In the US, there was a lot of disparity between different regions in terms of whether people wore masks or not. I don't look upon it as a human right to not wear a mask. Wearing masks not only protects you, but also protects other people. It should be your moral obligation to do that. You should not say that it's my right not to wear a mask on a plane. I think that's silly, as people have to abide by the rules that have been proven. We initially thought the virus would be over in three months or a couple of months. But now we know that COVID-19 is different from other viruses. It is a very painful experience for the whole world. So I think we must prepare for it, as it is different than anything we've ever experienced before. As I said above, it should be a cooperative thing to find the best ways. We should learn from you, and you should learn from us.

GT: You called for an international anti-pandemic cooperation. In your opinion, what is the biggest obstacle to international anti-pandemic cooperation now? What efforts should be made to advance the cooperation?

Errett:
Because the world's population is growing so quickly, we should treat it as a global issue and not ignore poor countries and regions. For example, we have gone to Africa a lot, and they are at a distinct disadvantage in health care. I commend Chinese people who have sent equipment and other things to Africa and other needy countries. Now, we have done that too. But I know China was at the forefront of that.

Then after that, we may face long-term challenges. We are all learning along the way. We should also concentrate on both identifying the risks and the vulnerable people and putting resources there. Also, we should focus on the side effects of COVID-19, like the influence of closing schools and limiting education and social interaction for young people. If there is no cooperation, there's going to be an imbalance. We need to recognize that you've got to be honest and tell the truth, and then go with the best evidence that you can find. Different countries and regions have different situations. We should share the truth and what we have learned, such as which vaccine is the best and which masks are the best. We should know what the best treatments are for a particular situation.

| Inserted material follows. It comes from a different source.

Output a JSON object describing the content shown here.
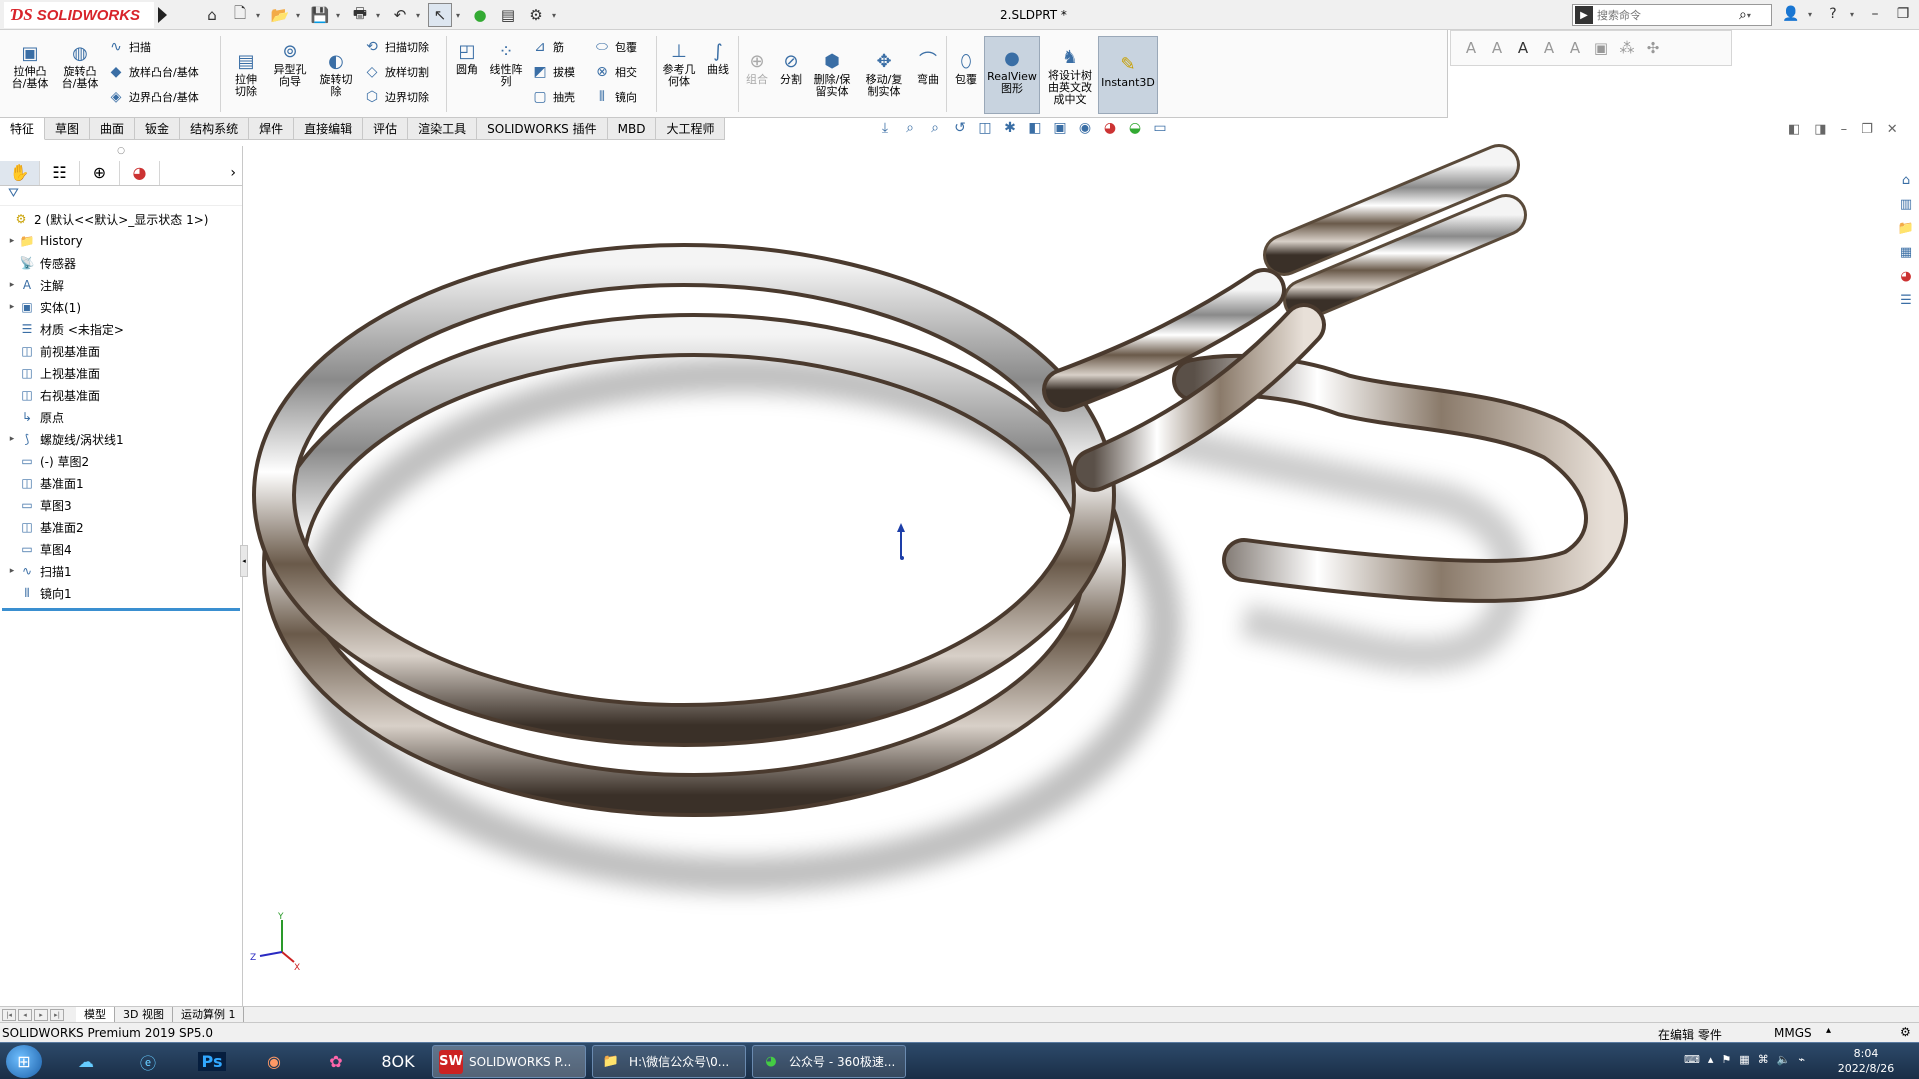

I think, over time, we'll get better. The most important thing we ought to do is look at what other countries have done and listen to people who are the experts on it. Science is science and it does not have a political side. This is what works the best.